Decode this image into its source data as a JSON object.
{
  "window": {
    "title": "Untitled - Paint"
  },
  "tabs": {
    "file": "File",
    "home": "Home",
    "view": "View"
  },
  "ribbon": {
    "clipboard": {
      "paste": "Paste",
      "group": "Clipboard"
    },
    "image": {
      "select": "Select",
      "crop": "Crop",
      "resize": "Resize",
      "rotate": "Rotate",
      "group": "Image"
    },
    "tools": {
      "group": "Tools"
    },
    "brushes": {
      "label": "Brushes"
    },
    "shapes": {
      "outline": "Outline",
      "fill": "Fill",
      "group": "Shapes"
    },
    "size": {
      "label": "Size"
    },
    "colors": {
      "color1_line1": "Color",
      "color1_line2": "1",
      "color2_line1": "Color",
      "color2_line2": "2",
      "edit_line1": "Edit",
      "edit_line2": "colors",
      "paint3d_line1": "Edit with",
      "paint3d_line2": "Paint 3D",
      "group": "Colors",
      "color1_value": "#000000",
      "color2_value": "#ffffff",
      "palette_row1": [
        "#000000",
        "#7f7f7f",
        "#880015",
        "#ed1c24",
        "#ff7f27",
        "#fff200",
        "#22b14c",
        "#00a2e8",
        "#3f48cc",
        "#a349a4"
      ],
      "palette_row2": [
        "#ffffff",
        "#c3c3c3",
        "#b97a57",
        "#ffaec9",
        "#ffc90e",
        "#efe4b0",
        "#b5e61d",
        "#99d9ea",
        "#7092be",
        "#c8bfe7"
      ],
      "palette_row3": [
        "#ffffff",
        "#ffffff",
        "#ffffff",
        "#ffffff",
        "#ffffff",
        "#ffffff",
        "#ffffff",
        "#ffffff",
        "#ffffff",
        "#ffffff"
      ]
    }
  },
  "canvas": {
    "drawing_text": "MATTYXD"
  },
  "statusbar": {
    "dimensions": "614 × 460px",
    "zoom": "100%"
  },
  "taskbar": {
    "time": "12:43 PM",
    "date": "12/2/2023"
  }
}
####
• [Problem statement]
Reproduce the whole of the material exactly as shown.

• [Solution to the exercise]
Decode this image into its source data as a JSON object.
{
  "window": {
    "title": "Untitled - Paint"
  },
  "tabs": {
    "file": "File",
    "home": "Home",
    "view": "View"
  },
  "ribbon": {
    "clipboard": {
      "paste": "Paste",
      "group": "Clipboard"
    },
    "image": {
      "select": "Select",
      "crop": "Crop",
      "resize": "Resize",
      "rotate": "Rotate",
      "group": "Image"
    },
    "tools": {
      "group": "Tools"
    },
    "brushes": {
      "label": "Brushes"
    },
    "shapes": {
      "outline": "Outline",
      "fill": "Fill",
      "group": "Shapes"
    },
    "size": {
      "label": "Size"
    },
    "colors": {
      "color1_line1": "Color",
      "color1_line2": "1",
      "color2_line1": "Color",
      "color2_line2": "2",
      "edit_line1": "Edit",
      "edit_line2": "colors",
      "paint3d_line1": "Edit with",
      "paint3d_line2": "Paint 3D",
      "group": "Colors",
      "color1_value": "#000000",
      "color2_value": "#ffffff",
      "palette_row1": [
        "#000000",
        "#7f7f7f",
        "#880015",
        "#ed1c24",
        "#ff7f27",
        "#fff200",
        "#22b14c",
        "#00a2e8",
        "#3f48cc",
        "#a349a4"
      ],
      "palette_row2": [
        "#ffffff",
        "#c3c3c3",
        "#b97a57",
        "#ffaec9",
        "#ffc90e",
        "#efe4b0",
        "#b5e61d",
        "#99d9ea",
        "#7092be",
        "#c8bfe7"
      ],
      "palette_row3": [
        "#ffffff",
        "#ffffff",
        "#ffffff",
        "#ffffff",
        "#ffffff",
        "#ffffff",
        "#ffffff",
        "#ffffff",
        "#ffffff",
        "#ffffff"
      ]
    }
  },
  "canvas": {
    "drawing_text": "MATTYXD"
  },
  "statusbar": {
    "dimensions": "614 × 460px",
    "zoom": "100%"
  },
  "taskbar": {
    "time": "12:43 PM",
    "date": "12/2/2023"
  }
}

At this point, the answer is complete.